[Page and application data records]
=== Begin Enclosure ===

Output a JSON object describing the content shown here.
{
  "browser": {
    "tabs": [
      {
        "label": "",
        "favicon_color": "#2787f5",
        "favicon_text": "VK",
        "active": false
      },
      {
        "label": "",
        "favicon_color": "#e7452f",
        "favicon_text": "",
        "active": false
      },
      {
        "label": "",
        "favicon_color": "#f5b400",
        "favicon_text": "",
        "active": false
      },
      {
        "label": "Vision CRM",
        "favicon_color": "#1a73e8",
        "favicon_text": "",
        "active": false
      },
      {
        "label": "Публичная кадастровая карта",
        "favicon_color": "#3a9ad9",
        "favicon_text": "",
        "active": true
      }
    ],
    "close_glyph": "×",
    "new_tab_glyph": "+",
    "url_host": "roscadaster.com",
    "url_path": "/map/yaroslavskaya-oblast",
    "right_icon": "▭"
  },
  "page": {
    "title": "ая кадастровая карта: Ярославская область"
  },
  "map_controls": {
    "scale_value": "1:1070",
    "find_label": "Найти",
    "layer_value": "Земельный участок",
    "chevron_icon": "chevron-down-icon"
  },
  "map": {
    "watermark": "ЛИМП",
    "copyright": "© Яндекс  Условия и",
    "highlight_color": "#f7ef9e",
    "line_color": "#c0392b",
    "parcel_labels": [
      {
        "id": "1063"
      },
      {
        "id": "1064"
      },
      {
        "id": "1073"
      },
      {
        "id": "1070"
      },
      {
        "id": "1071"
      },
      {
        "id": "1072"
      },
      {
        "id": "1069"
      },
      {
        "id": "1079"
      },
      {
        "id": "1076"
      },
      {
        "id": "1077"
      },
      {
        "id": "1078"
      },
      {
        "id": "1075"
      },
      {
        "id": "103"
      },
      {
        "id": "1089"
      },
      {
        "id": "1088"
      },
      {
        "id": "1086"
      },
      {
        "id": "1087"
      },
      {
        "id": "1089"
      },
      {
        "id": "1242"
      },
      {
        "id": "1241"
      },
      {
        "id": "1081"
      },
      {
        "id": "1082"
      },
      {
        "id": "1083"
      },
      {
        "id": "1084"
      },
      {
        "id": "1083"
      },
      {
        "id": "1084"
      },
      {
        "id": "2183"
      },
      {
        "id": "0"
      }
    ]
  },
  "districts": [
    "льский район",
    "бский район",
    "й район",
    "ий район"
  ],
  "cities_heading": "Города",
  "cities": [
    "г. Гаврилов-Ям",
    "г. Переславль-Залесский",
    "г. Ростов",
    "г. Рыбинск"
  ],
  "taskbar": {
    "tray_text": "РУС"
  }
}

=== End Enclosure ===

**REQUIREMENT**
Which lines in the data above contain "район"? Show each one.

**REPLY**
    "льский район",
    "бский район",
    "й район",
    "ий район"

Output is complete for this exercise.